The most common neurological scans that are attempted to be placed into evidence by the defense attorneys (or maybe prosecution attorneys) are Functional Magnetic Resonance Images (fMRIs) and lie detector test results. Lie detection is based off of the blow flow, heart rate, and many other factors measured by a machine as the person being interrogated is answering questions. fMRIs work by placing a subject into the machine that tracts the blood flow within the brain between specific areas that are thought to correlate with specific function and actions.

The use of lie detectors has been dismissed for many years for the mere fact that the signals and other signs being measured can be controlled by the subject or influenced by the situation.
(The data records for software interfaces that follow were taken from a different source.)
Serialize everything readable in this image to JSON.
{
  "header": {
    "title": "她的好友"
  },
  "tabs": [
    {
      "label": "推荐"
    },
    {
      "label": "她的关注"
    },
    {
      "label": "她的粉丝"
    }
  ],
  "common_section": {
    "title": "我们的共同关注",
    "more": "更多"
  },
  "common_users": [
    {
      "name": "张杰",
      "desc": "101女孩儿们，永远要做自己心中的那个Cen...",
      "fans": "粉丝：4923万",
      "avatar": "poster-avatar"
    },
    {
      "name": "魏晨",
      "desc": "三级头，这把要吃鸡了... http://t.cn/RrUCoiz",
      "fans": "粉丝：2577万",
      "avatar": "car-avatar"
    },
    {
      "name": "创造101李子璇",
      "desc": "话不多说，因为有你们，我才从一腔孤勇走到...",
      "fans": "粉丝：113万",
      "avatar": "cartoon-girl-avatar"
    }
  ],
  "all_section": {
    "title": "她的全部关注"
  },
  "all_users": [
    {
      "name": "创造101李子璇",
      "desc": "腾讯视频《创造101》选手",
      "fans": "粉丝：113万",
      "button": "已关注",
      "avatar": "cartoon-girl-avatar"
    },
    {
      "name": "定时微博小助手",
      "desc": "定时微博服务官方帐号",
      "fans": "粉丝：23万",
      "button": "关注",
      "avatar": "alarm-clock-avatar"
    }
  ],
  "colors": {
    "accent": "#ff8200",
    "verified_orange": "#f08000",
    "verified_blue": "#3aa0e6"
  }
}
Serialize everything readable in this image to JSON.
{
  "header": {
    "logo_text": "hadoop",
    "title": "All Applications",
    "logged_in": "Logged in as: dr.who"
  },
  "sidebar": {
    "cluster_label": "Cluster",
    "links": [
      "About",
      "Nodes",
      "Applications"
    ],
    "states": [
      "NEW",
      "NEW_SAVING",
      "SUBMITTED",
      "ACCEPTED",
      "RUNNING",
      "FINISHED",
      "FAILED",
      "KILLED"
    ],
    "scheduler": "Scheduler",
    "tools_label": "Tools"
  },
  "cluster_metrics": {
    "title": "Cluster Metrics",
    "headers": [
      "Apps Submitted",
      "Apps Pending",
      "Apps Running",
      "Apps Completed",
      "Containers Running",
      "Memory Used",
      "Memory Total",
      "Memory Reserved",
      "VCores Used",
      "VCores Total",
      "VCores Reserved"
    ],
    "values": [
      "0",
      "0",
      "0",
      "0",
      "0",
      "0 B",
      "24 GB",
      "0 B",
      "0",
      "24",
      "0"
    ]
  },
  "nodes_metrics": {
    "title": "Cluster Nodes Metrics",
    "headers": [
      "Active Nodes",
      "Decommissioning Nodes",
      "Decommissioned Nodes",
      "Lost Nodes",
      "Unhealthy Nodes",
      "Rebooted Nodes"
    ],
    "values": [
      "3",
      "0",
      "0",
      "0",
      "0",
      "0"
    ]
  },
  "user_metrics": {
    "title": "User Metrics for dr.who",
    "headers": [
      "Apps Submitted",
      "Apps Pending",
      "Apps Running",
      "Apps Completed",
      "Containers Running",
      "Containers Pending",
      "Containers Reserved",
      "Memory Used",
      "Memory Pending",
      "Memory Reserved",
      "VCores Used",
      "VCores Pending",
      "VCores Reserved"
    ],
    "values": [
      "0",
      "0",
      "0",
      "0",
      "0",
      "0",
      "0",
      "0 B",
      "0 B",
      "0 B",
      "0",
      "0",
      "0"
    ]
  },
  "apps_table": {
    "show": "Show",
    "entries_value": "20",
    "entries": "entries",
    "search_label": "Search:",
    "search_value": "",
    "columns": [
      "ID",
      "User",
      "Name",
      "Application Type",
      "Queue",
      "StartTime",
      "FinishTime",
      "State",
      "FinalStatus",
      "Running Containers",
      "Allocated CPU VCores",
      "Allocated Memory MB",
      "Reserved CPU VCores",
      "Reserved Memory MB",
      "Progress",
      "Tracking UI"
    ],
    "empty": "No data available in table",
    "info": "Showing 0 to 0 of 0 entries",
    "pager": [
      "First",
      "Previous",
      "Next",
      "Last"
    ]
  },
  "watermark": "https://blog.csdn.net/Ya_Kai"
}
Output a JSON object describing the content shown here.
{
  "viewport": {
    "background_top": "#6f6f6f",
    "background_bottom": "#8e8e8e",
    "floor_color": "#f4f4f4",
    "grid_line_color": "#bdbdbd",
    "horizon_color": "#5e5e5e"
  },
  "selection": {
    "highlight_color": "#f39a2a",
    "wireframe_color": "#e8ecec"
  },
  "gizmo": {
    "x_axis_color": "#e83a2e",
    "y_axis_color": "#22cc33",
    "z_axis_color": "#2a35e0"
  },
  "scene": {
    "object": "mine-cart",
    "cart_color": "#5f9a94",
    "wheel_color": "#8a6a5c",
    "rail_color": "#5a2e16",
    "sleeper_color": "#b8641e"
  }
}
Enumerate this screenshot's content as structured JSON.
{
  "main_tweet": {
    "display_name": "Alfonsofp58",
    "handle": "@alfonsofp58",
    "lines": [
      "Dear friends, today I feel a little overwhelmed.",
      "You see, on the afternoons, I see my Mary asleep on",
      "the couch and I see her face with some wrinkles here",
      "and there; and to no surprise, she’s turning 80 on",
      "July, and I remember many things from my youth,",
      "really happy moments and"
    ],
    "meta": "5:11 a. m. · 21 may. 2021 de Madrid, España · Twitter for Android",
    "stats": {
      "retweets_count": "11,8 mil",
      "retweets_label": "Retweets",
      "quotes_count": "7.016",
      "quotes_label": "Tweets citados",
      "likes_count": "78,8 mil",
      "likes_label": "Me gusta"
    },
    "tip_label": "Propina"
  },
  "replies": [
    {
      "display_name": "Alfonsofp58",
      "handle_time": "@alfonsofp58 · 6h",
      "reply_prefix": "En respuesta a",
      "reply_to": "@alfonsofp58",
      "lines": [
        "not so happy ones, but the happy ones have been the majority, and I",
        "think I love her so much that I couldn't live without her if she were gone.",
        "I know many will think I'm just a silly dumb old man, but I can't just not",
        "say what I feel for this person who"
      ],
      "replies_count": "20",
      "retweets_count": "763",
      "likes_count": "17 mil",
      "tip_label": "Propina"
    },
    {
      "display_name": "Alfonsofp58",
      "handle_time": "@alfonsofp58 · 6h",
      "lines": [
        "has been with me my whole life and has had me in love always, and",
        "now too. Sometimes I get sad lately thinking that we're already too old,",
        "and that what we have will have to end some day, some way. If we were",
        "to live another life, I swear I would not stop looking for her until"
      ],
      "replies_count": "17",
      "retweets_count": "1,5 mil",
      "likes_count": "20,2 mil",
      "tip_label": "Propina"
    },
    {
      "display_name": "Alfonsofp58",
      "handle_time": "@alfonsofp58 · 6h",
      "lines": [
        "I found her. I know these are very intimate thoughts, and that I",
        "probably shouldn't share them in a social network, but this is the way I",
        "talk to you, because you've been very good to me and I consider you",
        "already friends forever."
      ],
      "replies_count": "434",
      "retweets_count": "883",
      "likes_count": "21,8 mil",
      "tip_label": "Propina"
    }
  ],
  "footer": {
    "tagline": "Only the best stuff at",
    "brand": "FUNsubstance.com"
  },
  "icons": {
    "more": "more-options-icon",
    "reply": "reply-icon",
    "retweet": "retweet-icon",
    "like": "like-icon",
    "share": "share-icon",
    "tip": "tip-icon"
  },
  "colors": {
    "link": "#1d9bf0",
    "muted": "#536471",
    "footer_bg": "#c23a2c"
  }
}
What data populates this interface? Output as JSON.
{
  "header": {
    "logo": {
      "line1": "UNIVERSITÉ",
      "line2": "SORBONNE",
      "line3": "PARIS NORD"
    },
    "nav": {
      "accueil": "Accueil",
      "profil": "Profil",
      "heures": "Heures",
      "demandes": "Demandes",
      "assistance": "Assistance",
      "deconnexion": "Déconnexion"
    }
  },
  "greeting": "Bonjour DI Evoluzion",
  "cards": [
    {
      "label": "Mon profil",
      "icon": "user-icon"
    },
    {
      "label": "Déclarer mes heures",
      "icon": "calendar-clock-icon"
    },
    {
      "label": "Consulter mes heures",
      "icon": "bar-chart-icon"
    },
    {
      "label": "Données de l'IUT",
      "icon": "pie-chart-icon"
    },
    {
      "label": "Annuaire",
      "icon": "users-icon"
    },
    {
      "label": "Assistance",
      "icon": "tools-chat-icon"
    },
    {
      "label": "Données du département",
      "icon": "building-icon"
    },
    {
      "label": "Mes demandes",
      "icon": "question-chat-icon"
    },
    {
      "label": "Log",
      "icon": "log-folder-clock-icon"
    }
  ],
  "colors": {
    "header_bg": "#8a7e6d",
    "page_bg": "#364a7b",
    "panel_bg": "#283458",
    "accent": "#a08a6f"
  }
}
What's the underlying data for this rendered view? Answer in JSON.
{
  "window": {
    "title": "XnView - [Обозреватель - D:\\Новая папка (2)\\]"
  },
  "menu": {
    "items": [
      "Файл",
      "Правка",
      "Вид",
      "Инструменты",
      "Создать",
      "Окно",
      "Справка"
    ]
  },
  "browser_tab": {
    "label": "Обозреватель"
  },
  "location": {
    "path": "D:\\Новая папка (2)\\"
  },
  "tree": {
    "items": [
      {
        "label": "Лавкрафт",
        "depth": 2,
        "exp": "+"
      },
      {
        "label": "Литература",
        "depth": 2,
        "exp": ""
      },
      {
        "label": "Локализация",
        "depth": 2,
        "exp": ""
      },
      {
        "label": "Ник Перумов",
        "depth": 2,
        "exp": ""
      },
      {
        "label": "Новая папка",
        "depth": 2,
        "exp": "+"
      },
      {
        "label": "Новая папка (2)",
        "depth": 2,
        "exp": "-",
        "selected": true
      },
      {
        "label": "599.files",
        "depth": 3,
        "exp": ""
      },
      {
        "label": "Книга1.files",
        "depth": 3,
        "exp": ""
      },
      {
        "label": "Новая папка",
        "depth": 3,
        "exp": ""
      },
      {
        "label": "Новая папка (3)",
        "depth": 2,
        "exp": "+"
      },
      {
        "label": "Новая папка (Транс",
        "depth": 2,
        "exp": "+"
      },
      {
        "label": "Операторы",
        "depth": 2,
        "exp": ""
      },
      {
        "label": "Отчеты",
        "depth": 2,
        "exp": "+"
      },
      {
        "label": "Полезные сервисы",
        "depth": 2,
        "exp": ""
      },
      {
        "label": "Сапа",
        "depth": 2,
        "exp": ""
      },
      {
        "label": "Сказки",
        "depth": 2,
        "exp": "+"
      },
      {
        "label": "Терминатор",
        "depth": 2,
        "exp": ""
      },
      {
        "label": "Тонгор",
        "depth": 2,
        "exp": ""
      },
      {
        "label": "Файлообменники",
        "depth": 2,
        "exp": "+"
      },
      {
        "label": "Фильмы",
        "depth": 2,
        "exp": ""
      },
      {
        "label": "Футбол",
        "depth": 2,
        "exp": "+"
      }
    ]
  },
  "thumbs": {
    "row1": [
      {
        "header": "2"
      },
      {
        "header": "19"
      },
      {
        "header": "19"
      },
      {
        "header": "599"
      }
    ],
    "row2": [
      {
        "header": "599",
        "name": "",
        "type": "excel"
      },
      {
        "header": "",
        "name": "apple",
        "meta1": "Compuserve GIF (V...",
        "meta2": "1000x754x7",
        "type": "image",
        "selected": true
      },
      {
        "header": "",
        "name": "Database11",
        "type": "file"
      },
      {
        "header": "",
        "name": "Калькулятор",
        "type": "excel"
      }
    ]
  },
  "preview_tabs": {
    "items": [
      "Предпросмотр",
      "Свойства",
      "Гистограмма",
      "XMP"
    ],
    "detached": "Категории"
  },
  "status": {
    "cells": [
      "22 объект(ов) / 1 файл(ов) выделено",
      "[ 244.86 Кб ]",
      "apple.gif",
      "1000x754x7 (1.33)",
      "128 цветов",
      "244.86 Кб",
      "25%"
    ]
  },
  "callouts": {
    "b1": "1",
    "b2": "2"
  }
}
If you can control your heart rate and breathing you may be able to trick the test; similarly, if you are nervous or stressed out, the machine may read what you are saying as a lie if it is in fact a truth. fMRIs cannot say definitively whether or not the disruption in blood flow is caused by activity in that brain region. They also do not give definite answers on whether or not the subject has a mental disorder that would affect his judgments and actions.

That being said, the use of them as evidence is not completely unjustified. Although they do not give perfectly accurate, definitive answers they can be used for a general judgment. Take the fMRI for example, it may not be able to show if each question answered is being answered truthfully, but it can show if the person was, in general, being honest. They can show if there is a malfunction or structural impediment that the person has that may have influenced his or her actions.

Personally, in the debate of the legal use of neurological scans and images, I would advise against it. I do not believe that the technology is advanced enough to give us the definitive answers that should be required by the courts. Once scientists are able to look at a scan, and say with almost no doubt that a subject, defendant, person, has something wrong with them that made it impossible for them to resist the urge to do what they did, then the use of these scans will be completely validated. Although they can provide reasonable doubt, is that because the jurors are easily swayed by the scientific look of the scans or the evidence they may or may not prove?